The robustness of the TCRS water supply to future hydroclimatic conditions is unknown and the resilience of the system to extreme events and changes in land-use and economic growth needs to be established. Moreover, this project aims to assess stakeholder acceptance of alternative water policy institutional arrangements designed to enhance sustainability. By creating an integrated modeling framework designed to promote diverse stakeholder communities to collaboratively develop, with researchers, hydroclimatic models coupled with models of policy change, we will further the understanding of water management challenges common to snow-fed arid-land river systems and identify solutions with broad social acceptance for policy makers and resources managers. Through the integration of demand/supply hydroclimatic models, the utilization of collaborative modeling to engage stakeholders directly in the process of constructing climate scenarios, and a combination of collaborative and agent-based modeling to simulate stakeholder response to future hydroclimatic conditions, researchers and stakeholders will work toward a portfolio of resilient policy scenarios that will advance understanding of water sustainability in the American West. 

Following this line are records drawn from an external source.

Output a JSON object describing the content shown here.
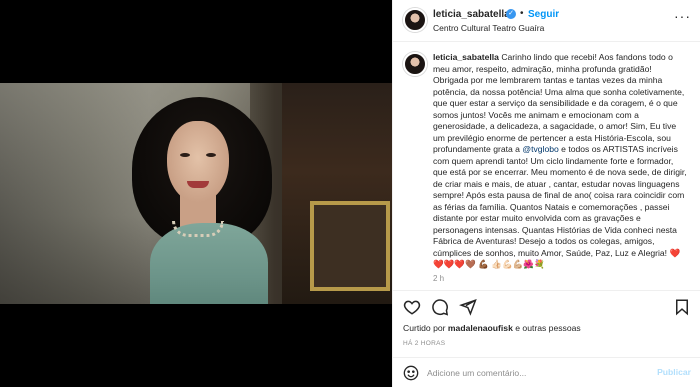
{
  "post": {
    "username": "leticia_sabatella",
    "verified_mark": "✓",
    "separator": "•",
    "follow_label": "Seguir",
    "location": "Centro Cultural Teatro Guaíra",
    "more_label": "···"
  },
  "caption": {
    "username": "leticia_sabatella",
    "part1": " Carinho lindo que recebi! Aos fandons todo o meu amor, respeito, admiração, minha profunda gratidão! Obrigada por me lembrarem tantas e tantas vezes da minha potência, da nossa potência! Uma alma que sonha coletivamente, que quer estar a serviço da sensibilidade e da coragem, é o que somos juntos! Vocês me animam e emocionam com a generosidade, a delicadeza, a sagacidade, o amor! Sim, Eu tive um previlégio enorme de pertencer a esta História-Escola, sou profundamente grata a ",
    "mention": "@tvglobo",
    "part2": " e todos os ARTISTAS incríveis com quem aprendi tanto! Um ciclo lindamente forte e formador, que está por se encerrar. Meu momento é de nova sede, de dirigir, de criar mais e mais, de atuar , cantar, estudar novas linguagens sempre! Após esta pausa de final de ano( coisa rara coincidir com as férias da família. Quantos Natais e comemorações , passei distante por estar muito envolvida com as gravações e personagens intensas. Quantas Histórias de Vida conheci nesta Fábrica de Aventuras! Desejo a todos os colegas, amigos, cúmplices de sonhos, muito Amor, Saúde, Paz, Luz e Alegria! ❤️❤️❤️❤️🤎 💪🏾 👍🏻💪🏻💪🏼🌺💐",
    "time_ago": "2 h"
  },
  "engagement": {
    "likes_prefix": "Curtido por ",
    "likes_user": "madalenaoufisk",
    "likes_suffix": " e outras pessoas",
    "posted_ago": "HÁ 2 HORAS"
  },
  "comment": {
    "placeholder": "Adicione um comentário...",
    "publish_label": "Publicar"
  },
  "icons": {
    "like": "heart-icon",
    "comment": "comment-icon",
    "share": "paper-plane-icon",
    "save": "bookmark-icon",
    "emoji": "smiley-icon"
  },
  "colors": {
    "accent": "#0095f6",
    "verified": "#3897f0",
    "publish_disabled": "#b2dffc"
  }
}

WftS will develop a suite of collaborative models that integrate:

  • Surface and groundwater data, evapotranspiration rates, and climate variables.
  • Reservoir storage and water release options.
  • Water use priorities under different climate scenarios.

USGS scientists are contributing to the WtfS collaborative modeling efforts by modify existing models, including

  1.  developing upon and making updates to the Precipitation Runoff Modeling System (PRMS) model of the upper Carson River watershed originally developed by Jeton et al. (1996),
  2.  updating the Carson Valley model originally developed by Yager et al. (2012) using weekly time-steps instead of quarterly (3 month) time-steps,
  3.  updating operations and planning models for the Carson system using the MODSIM software package to better resolve river diversion and linkages to specific agricultural fields,
  4.  coupling MODSIM to upper and middle Carson River basin hydrology models,
  5.  developing distribution of precipitation and temperature on the landscape using projected climate at specific locations,
  6.  developing linkages between present and future development and groundwater pumping and climate,
  7.  developing mechanisms for adding and removing agricultural areas and additional diversion points/reservoirs, and
  8.  establishing linkages between the agent based model that represent behaviors of water managers and stakeholders for mimicking management decisions within the hydrology/operations models.